REQUIRED WORK = Among the entries, find each line that includes the string "title" and list it.
RECORDS FOR THIS TASK START
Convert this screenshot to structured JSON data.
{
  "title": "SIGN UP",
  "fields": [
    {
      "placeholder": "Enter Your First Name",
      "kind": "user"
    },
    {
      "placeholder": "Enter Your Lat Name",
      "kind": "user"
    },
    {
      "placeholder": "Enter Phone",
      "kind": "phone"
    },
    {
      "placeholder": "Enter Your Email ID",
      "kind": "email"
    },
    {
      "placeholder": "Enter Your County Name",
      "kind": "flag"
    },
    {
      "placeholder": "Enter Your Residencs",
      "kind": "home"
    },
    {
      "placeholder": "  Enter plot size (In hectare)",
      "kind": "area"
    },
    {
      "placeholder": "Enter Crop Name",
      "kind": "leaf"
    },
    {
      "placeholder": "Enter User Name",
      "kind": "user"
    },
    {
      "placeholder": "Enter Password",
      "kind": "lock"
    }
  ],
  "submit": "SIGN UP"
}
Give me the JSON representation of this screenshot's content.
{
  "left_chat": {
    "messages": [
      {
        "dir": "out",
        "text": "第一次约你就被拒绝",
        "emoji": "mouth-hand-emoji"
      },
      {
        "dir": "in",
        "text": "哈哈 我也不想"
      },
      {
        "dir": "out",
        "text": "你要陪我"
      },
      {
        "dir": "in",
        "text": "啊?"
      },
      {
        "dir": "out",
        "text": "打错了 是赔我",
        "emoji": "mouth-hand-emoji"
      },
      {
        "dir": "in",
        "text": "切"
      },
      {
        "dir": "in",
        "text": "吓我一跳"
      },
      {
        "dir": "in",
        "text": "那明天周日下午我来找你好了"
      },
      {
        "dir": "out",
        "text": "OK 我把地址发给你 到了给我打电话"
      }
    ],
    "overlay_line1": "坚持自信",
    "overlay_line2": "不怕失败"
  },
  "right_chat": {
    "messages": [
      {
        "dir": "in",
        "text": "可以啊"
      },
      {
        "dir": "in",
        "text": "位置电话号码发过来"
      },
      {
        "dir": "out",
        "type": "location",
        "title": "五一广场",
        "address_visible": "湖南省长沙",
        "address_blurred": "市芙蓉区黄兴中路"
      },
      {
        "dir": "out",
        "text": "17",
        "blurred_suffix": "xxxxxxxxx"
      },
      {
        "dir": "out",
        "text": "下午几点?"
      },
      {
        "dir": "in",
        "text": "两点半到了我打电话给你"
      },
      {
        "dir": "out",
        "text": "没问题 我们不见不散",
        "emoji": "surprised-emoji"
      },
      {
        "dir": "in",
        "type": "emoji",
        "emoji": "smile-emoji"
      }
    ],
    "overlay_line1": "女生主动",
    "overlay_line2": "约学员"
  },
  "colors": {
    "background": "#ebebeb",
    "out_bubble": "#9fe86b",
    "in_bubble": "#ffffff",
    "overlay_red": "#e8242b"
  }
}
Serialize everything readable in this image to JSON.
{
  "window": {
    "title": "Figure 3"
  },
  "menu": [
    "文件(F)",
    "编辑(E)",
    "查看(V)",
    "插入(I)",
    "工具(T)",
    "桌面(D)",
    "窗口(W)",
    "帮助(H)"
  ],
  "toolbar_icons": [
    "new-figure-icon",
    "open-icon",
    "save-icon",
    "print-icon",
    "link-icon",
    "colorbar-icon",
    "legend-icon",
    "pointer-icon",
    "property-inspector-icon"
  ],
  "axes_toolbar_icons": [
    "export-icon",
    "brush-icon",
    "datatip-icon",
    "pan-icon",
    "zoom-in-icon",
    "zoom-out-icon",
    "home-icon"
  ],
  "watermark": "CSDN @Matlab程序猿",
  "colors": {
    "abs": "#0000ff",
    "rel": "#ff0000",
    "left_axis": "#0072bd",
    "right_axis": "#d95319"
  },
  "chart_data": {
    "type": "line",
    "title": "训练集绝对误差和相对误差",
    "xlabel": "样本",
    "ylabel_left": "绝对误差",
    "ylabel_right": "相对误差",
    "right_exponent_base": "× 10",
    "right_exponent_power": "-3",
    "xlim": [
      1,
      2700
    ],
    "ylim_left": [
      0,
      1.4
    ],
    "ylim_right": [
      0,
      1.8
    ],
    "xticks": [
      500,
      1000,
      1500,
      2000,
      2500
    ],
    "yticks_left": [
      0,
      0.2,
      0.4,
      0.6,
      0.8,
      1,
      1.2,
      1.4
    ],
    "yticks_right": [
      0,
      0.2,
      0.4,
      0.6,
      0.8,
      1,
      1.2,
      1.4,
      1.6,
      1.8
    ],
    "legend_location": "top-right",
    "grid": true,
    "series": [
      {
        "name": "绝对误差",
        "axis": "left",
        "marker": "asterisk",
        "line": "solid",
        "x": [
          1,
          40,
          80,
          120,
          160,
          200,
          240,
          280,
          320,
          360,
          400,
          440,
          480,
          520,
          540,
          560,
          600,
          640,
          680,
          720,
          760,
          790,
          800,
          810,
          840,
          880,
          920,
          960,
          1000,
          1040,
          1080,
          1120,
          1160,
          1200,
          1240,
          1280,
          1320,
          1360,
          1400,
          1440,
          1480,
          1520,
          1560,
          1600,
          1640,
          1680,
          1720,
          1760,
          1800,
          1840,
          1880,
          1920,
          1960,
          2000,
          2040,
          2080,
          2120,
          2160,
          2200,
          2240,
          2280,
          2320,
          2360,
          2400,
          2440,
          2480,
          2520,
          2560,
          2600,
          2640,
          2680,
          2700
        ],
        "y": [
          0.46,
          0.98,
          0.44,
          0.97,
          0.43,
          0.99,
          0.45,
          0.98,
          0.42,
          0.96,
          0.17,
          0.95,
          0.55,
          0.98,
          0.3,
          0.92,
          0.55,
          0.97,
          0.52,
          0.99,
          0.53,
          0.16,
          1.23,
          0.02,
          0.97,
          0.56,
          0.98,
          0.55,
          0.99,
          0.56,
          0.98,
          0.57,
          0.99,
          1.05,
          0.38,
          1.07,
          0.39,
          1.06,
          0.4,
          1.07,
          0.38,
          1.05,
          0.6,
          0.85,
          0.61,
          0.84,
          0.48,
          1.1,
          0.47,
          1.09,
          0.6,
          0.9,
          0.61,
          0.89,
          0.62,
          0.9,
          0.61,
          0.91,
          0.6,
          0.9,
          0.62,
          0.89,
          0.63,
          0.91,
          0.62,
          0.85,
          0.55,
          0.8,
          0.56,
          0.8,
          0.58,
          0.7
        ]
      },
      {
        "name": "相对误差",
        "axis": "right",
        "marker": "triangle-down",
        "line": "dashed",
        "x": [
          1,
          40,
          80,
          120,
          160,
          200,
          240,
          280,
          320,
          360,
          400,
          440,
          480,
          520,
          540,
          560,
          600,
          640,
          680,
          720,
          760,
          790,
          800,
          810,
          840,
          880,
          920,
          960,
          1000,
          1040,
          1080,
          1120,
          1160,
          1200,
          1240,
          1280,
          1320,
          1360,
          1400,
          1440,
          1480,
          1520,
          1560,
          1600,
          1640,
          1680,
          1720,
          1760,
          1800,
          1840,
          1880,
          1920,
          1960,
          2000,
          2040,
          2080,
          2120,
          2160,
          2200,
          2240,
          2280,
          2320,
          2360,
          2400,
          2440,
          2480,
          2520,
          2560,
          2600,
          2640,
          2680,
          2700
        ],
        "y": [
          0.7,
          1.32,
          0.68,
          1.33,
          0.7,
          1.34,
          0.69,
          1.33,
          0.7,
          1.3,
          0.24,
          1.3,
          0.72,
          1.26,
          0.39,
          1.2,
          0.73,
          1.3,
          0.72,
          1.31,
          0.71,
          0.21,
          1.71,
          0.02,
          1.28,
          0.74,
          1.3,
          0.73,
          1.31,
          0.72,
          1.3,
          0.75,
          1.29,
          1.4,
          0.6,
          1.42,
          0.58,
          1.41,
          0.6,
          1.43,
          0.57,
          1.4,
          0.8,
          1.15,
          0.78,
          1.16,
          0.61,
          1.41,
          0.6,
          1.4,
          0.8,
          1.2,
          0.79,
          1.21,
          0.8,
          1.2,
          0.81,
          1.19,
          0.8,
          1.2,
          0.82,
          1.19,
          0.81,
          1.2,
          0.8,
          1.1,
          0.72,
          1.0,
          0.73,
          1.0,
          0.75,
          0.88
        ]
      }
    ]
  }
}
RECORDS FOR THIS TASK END
TASK ANSWER =
  "title": "SIGN UP",
        "title": "五一广场",
    "title": "Figure 3"
    "title": "训练集绝对误差和相对误差",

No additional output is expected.